Piers Morgan Interviewed Love Islander Rosie & His Questions Were So Not OK

Good Morning Britain/ITV

Piers Morgan is oblivious to lines. He clumsily wades back and forth over them pretty regularly. It's never earth-shattering news to find out he's offended someone. But on Monday's episode of Good Morning Britain, he pushed things too far once again and it really stood out. During Piers Morgan's interview with Love Island's Rosie Williams, he wasn't doing the job of a journalist. He was just plain rude.

Let's start with his opening question: "Rosie, you achieved a postgraduate masters of law degree, from the University of Law in Chester, and you've given up all that to go into a villa full of halfwits to try and have sex on national TV. Why?" Was that really necessary? Talk about a rude opener.

Firstly, at what point has Williams ever said she is walking away from law? Nothing she says or does, on national TV or otherwise, can take away her education. She is fully-qualified solicitor regardless of what TV shows she decides to participate in. And as for that part about sex? Firstly, she didn't have sex in the villa. In fact, ITV producers (aka your bosses) deliberately go out of their way to downplay sex scenes. "That's not what this show is about," producers have told me in the past. Secondly, even if she had chosen to have sex on the show, it still doesn't take away from her achievements. Period. The idea that sexual activity somehow diminishes a woman's achievement is deeply sexist and needs to be retired, pronto.

Despite the fact he has previously insisted that he doesn't watch Love Island, other than for the one occasion he "accidentally stumbled across" it, Morgan went on to criticise the cast, suggesting to Williams that she'd never find a suitable love interested in the villa. "From what I've seen of most of the blokes in there, they're completely halfwitted. I mean, why would you think you'd find a match to be on your intellectual level?"

In the villa, there's currently an A&E doctor, an electrical systems design engineer, a government advisor, a business development manager, and a West End performer. Those job titles don't scream "halfwit" to me.

Good Morning Britain/ITV

But it wasn't just Morgan's ignorance that was offensive during this interview. It was also the general patronising tone he used to talk to Williams. At one point he referred to her as "young lady". Young lady? She is a 26-year-old successful solicitor, with a masters degree in law. For someone that seems to judge others so heavily on their education and career, it's strange that Morgan is being so condescending on national TV to someone who has a better education than him.

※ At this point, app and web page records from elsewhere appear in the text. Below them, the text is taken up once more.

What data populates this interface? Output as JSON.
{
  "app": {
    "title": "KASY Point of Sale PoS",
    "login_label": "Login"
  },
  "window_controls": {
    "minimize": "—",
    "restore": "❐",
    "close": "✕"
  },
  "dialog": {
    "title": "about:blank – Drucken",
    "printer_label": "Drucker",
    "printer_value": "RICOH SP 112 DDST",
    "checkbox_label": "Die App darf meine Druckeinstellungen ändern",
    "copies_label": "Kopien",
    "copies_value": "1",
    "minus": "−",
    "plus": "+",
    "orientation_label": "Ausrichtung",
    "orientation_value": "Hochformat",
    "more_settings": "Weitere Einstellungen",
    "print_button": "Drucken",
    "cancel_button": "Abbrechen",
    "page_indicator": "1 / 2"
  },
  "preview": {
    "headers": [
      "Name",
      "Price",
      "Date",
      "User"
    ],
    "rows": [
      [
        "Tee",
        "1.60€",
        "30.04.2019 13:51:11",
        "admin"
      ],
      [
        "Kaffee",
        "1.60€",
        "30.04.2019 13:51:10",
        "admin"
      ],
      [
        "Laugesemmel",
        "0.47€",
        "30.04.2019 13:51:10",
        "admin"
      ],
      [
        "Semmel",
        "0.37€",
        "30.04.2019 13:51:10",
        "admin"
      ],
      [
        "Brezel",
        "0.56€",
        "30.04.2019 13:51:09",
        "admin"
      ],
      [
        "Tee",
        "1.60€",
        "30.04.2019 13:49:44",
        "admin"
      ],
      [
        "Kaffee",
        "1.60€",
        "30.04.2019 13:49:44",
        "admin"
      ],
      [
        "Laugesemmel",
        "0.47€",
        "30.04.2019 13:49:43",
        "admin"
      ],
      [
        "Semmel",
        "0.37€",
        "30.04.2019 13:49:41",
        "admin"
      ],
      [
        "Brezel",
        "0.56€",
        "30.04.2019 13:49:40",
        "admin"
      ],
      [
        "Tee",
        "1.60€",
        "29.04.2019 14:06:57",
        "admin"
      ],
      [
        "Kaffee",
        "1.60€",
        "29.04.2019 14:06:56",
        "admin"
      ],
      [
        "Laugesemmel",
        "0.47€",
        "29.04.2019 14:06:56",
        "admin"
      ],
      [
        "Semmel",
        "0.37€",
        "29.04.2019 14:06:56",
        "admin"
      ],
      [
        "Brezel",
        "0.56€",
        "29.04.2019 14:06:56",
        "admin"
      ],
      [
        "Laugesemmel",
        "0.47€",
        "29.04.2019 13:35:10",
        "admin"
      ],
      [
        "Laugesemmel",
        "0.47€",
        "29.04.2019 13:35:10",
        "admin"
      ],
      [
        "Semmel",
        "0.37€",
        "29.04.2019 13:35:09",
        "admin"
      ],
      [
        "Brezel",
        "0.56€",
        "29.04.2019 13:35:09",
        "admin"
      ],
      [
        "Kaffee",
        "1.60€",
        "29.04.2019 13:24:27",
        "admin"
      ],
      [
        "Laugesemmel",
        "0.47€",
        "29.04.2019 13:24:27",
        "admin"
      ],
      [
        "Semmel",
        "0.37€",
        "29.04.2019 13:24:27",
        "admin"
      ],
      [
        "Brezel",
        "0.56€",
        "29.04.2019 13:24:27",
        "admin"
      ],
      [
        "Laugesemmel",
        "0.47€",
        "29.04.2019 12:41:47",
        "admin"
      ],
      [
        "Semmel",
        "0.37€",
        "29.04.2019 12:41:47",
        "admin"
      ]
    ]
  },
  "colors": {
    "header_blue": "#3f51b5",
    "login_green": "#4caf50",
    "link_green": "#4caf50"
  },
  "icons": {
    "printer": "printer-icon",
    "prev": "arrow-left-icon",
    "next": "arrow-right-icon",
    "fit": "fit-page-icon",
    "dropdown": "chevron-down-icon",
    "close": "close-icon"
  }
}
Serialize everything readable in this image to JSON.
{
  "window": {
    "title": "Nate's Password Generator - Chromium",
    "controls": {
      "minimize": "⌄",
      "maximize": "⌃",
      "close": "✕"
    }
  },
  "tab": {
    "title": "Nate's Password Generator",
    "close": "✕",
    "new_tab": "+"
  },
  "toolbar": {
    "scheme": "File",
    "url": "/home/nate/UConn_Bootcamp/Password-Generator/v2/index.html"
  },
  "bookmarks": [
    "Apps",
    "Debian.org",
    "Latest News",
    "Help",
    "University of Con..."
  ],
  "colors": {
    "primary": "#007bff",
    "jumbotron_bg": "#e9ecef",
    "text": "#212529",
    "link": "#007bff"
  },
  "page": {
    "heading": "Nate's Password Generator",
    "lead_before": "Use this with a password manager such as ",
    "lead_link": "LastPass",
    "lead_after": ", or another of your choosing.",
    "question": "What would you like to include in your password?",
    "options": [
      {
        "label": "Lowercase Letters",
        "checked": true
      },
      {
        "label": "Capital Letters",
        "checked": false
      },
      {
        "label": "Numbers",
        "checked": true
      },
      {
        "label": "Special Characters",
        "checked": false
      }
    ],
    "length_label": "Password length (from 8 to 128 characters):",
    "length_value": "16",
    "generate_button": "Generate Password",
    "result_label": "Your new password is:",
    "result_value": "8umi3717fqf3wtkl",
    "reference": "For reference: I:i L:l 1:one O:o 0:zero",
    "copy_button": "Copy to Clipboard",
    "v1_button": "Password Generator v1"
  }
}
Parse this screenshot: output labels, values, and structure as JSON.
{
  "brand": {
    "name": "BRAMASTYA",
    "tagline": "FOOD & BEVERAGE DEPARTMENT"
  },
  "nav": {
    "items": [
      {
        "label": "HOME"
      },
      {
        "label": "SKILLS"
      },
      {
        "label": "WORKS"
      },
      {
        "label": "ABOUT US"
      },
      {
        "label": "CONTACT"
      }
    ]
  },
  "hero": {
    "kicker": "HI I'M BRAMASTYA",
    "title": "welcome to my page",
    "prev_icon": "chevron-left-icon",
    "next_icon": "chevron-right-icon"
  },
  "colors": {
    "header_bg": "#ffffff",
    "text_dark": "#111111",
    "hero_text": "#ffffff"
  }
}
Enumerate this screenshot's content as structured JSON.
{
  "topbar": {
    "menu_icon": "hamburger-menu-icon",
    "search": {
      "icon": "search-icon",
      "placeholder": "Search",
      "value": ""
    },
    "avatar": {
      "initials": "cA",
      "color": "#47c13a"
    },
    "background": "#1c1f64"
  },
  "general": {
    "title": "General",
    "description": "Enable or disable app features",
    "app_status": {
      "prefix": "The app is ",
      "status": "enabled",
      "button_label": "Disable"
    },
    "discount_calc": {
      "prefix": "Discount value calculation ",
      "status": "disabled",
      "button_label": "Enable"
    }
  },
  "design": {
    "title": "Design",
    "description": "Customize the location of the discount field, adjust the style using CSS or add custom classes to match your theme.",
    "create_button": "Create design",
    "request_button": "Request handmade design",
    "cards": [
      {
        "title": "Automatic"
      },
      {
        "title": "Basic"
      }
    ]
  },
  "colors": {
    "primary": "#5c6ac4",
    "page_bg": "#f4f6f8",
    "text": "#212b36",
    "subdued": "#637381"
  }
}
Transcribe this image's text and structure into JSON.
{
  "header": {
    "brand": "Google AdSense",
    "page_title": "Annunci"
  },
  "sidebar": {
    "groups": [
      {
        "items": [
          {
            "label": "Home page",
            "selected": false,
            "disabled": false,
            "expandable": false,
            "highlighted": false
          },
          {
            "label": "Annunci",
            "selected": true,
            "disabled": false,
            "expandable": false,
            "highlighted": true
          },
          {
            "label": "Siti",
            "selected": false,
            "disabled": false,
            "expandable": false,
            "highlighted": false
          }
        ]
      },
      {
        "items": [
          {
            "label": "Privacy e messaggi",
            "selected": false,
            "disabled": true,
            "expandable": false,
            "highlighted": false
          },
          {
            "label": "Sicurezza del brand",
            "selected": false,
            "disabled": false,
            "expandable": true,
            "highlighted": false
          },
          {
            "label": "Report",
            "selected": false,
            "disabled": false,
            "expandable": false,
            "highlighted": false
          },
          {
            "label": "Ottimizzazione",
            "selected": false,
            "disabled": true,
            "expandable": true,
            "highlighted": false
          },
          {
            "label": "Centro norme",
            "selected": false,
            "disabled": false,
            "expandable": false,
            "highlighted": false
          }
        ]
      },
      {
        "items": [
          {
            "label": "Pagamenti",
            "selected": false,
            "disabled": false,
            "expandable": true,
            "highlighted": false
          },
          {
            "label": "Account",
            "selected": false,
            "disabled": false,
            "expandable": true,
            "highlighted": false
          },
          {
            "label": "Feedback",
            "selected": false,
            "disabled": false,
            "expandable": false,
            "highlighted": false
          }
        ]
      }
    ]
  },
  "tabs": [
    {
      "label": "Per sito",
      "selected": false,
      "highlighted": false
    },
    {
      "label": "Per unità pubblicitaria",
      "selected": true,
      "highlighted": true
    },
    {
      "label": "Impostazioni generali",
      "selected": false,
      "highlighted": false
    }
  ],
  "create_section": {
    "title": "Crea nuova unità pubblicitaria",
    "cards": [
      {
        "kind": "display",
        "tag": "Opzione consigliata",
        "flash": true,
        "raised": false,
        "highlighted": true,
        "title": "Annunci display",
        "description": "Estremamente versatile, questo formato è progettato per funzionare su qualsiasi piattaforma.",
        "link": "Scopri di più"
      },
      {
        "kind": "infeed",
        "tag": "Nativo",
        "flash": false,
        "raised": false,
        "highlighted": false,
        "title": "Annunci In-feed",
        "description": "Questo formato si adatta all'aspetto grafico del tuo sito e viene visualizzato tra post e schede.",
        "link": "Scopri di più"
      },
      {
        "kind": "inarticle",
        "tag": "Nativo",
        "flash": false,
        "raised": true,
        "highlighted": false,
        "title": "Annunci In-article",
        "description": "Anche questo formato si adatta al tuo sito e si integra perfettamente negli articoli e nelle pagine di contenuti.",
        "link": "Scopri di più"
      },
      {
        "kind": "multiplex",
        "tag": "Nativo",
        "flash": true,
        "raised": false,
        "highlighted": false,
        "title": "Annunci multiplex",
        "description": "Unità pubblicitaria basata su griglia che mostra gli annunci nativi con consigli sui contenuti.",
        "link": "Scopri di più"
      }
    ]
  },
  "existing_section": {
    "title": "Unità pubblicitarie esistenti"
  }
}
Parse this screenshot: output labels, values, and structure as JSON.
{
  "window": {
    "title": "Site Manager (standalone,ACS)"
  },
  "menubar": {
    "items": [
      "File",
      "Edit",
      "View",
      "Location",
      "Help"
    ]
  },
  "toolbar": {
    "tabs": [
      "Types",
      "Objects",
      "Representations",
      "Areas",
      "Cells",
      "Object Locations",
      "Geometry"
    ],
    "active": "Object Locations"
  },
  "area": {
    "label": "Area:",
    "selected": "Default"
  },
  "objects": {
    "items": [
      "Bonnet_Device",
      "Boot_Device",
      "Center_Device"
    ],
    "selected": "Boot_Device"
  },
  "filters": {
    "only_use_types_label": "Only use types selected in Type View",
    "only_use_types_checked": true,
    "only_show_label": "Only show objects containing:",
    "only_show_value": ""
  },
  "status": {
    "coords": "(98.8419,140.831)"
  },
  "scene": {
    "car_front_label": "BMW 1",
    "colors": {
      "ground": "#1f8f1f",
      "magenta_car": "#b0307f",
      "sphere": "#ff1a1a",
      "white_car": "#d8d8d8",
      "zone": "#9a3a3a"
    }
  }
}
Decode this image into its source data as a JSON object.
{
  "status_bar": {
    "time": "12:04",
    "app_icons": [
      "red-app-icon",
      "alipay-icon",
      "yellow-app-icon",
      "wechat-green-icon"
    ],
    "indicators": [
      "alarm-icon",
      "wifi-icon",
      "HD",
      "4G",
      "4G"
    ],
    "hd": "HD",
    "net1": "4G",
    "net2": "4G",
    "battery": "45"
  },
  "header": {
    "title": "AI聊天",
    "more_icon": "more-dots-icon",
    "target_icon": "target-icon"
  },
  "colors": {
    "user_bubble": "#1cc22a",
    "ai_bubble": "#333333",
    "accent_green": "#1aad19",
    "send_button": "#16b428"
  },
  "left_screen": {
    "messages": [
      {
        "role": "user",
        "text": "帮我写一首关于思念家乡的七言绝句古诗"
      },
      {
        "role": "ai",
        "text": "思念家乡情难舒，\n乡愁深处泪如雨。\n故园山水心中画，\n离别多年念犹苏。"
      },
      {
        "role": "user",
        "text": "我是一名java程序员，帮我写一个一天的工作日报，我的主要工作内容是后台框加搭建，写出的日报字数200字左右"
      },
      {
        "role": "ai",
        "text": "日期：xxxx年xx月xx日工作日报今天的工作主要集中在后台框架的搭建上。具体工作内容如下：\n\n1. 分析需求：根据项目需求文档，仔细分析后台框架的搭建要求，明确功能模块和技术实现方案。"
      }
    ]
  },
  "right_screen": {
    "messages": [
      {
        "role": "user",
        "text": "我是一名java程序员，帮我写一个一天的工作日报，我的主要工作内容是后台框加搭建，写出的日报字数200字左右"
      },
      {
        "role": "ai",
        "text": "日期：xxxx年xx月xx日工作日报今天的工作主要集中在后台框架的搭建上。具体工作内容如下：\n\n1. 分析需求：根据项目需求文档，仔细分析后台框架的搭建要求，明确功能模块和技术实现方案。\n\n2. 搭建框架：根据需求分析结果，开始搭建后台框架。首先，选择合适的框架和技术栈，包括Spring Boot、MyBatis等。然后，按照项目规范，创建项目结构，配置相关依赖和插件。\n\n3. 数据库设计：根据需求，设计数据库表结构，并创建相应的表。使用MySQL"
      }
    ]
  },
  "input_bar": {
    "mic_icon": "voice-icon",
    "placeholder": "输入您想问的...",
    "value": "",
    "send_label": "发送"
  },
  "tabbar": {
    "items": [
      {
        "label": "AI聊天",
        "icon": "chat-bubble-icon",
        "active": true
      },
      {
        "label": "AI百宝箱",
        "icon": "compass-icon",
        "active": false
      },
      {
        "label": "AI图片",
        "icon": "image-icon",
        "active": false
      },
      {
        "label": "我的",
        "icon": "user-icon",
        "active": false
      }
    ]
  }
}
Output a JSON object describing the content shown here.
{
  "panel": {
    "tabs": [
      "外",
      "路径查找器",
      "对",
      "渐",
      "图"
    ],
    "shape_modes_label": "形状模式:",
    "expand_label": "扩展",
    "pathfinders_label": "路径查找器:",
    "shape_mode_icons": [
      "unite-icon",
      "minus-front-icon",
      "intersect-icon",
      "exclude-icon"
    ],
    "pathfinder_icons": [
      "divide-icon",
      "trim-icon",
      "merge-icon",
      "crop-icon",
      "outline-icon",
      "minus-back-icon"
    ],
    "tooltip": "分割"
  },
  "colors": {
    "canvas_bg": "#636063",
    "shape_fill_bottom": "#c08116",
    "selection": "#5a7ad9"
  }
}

But the straw that really broke the camel's back came when Morgan started ridiculing Williams after she spoke about wanting to empower women. She told him:

"I did always, in my legal career, want to make a difference. I wanted to go into criminal and family law — but there's no money in it right now. It does need to be completely revamped and looked at. So I ended up going into the civil and business side, which wasn't where my heart was, and I feel like now, I have a voice and now I have a large following, hopefully I can make a difference with empowering women. I've had so many girls come up to me since I've come home saying that I've helped them through break-ups, I've helped them to not feel victimised, and that they can stand up for themselves."

How did Morgan respond? By telling her he'd be "heartbroken" and "disappointed" if he were her father, and then suggested she wasn't doing anything for women by taking part in Love Island. Wow. Where do I start with this one? Firstly, what a hurtful comment to make on TV. Why would he presume to have an opinion in the role of her father, other than to reassert some narrative of some traditional patriarchy over her?

Good Morning Britain/ITV

Secondly, who on earth does Morgan think he is to determine what women find empowering? He is a 53-year-old man. Perhaps he doesn't find Williams empowering, but let me tell you, there are plenty of women that were inspired by her stint on Love Island — especially when she stood up to Adam Collard after his behaviour towards her, with the CEO of women's aid chalked up as gaslighting and emotional abuse:

Despite Morgan's patronising and rude line of questioning, Williams kept her cool throughout the interview and stood her ground. Putting the presenter back in his place, she told him: "My family are very proud of me. I don't think I made myself look stupid on the TV. I was working 18 hour days in a law firm getting sleepless nights. [Law is] not as glamorous as it seems."

She added:

"When I work 18 hour days, I haven't got a lot of time to go out and meet men and try and find love. It's been very difficult for me. I've studied for eight years. It's not a lot of time for me. This was a time to actually spend 24 hours a day with hopefully someone I could spend the rest of my life with."

It would be nice to think that Morgan was coming from a place of genuine concern, but the fact that he went on to call Williams (well, all Love Island contestants) "reptiles", "stupid," and "halfwits" strongly suggests otherwise. As his co-host Susanna Reid pointed out, it seem his only real aim here is to "humiliate" everyone and anyone that's ever participated in the show. That's not journalism. In fact, it's not even entertainment.

At the end of the day, people have the right to find love whichever way they please, whether that's online or on TV. By appearing on a show like Love Island, Williams has made herself a public figure and is now someone with a huge following that looks up to her, not just because of her career and education but because of how she stood up for herself to Adam (and now Piers Morgan, too).